Also known as Bowel Obstruction and Intestinal Occlusion
Bowel obstruction (or intestinal obstruction) is a mechanical or functional obstruction of the intestines, preventing the normal transit of the products of digestion. It can occur at any level distal to the duodenum of the small intestine and is a medical emergency. The condition is often treated conservatively over a period of 2–5 days with the patient's progress regularly monitored by an assigned physician. Surgical procedures are performed on occasion however, in life-threatening cases, such as when the root cause is a fully lodged foreign object or malignant tumor.Source: Wikipedia
Within all the people who go to their doctor with intestinal obstruction, 90% report having constipation, 80% report having sharp abdominal pain, and 52% report having diarrhea.
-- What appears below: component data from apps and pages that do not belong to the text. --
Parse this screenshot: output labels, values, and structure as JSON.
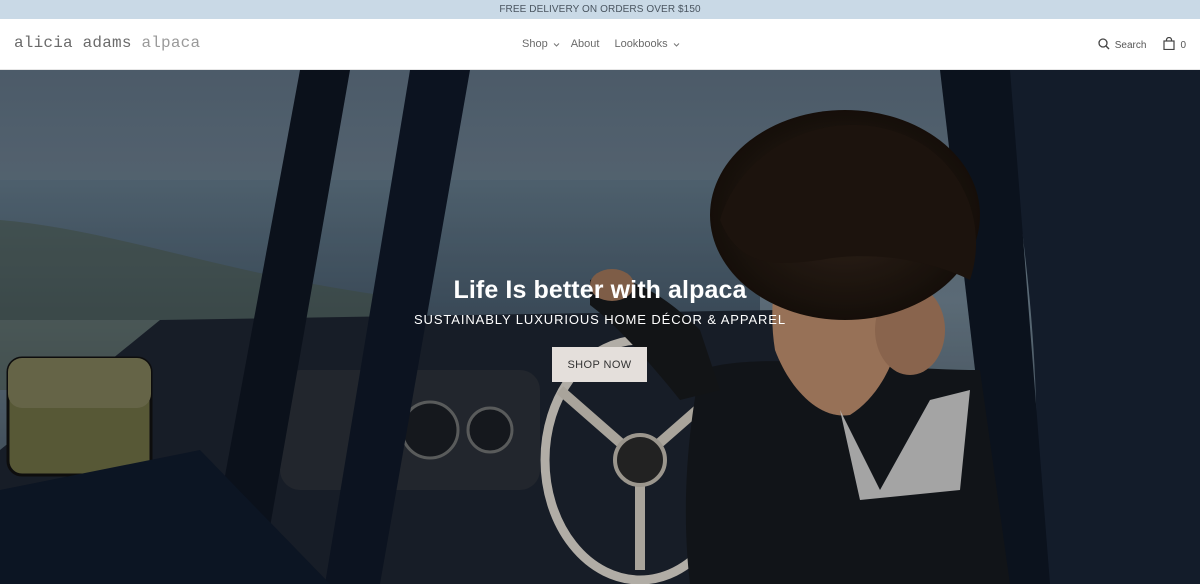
{
  "announcement": {
    "text": "FREE DELIVERY ON ORDERS OVER $150"
  },
  "header": {
    "logo_main": "alicia adams",
    "logo_light": "alpaca",
    "nav": [
      {
        "label": "Shop",
        "has_dropdown": true
      },
      {
        "label": "About",
        "has_dropdown": false
      },
      {
        "label": "Lookbooks",
        "has_dropdown": true
      }
    ],
    "search_label": "Search",
    "cart_count": "0",
    "icons": {
      "search": "search-icon",
      "cart": "shopping-bag-icon",
      "dropdown": "chevron-down-icon"
    }
  },
  "hero": {
    "title": "Life Is better with alpaca",
    "subtitle": "SUSTAINABLY LUXURIOUS HOME DÉCOR & APPAREL",
    "button_label": "SHOP NOW",
    "image_subject": "man with curly hair sitting in a vintage car by the ocean"
  },
  "colors": {
    "announcement_bg": "#c9d9e6",
    "button_bg": "#e4dfdb",
    "header_bg": "#ffffff"
  }
}
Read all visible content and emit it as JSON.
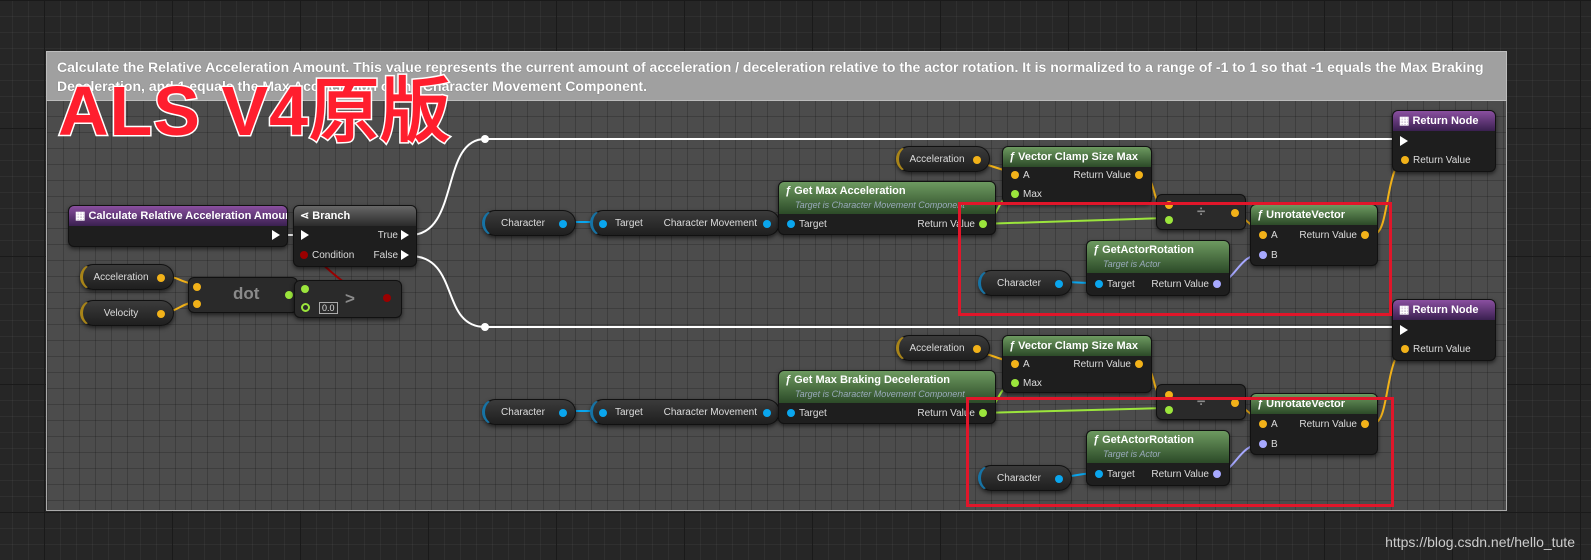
{
  "comment": {
    "text": "Calculate the Relative Acceleration Amount. This value represents the current amount of acceleration / deceleration relative to the actor rotation. It is normalized to a range of -1 to 1 so that -1 equals the Max Braking Deceleration, and 1 equals the Max Acceleration of the Character Movement Component."
  },
  "overlay_title": "ALS V4原版",
  "watermark": "https://blog.csdn.net/hello_tute",
  "entry": {
    "title": "Calculate Relative Acceleration Amount"
  },
  "branch": {
    "title": "Branch",
    "condition": "Condition",
    "true_label": "True",
    "false_label": "False"
  },
  "dot_node": {
    "label": "dot"
  },
  "compare_node": {
    "label": ">",
    "default_value": "0.0"
  },
  "variables": {
    "acceleration": "Acceleration",
    "velocity": "Velocity",
    "character": "Character"
  },
  "target_cast": {
    "target": "Target",
    "character_movement": "Character Movement"
  },
  "get_max_accel": {
    "title": "Get Max Acceleration",
    "subtitle": "Target is Character Movement Component",
    "target": "Target",
    "return": "Return Value"
  },
  "get_max_braking": {
    "title": "Get Max Braking Deceleration",
    "subtitle": "Target is Character Movement Component",
    "target": "Target",
    "return": "Return Value"
  },
  "clamp": {
    "title": "Vector Clamp Size Max",
    "a": "A",
    "max": "Max",
    "return": "Return Value"
  },
  "divide": {
    "label": "÷"
  },
  "get_actor_rotation": {
    "title": "GetActorRotation",
    "subtitle": "Target is Actor",
    "target": "Target",
    "return": "Return Value"
  },
  "unrotate": {
    "title": "UnrotateVector",
    "a": "A",
    "b": "B",
    "return": "Return Value"
  },
  "return_node": {
    "title": "Return Node",
    "return": "Return Value"
  },
  "colors": {
    "float": "#9be53c",
    "vector": "#f2b219",
    "object": "#0aa6ee",
    "rotator": "#a6a8ff",
    "bool": "#9a0000",
    "highlight": "#e1162a"
  }
}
The symptoms that are highly suggestive of intestinal obstruction are constipation, retention of urine, pain of the anus, stomach bloating, and incontinence of stool, although you may still have intestinal obstruction without those symptoms.
Patients with intestinal obstruction often receive radiographic imaging procedure, hematologic tests, complete blood count, urinalysis, plain x-ray, intravenous fluid replacement, kidney function tests and electrolytes panel .
The most commonly prescribed drugs for patients with intestinal obstruction include polyethylene glycol 3350 (miralax), sodium phosphate / sodium phosphate, monobasic, magnesium citrate, docusate (colace), glycerin (fleet), bisacodyl (the magic bullet), lactulose, calcium polycarbophil (fibercon), diatrizoate, alpha 1-antitrypsin, cefotetan, sodium phosphate and docusate / sennosides, usp .
|Polyethylene Glycol 3350 (Miralax)||$30|
|Bisacodyl (The Magic Bullet)||$5|
|Calcium Polycarbophil (Fibercon)||$10|
Groups of people at highest risk for intestinal obstruction include age 75+ years.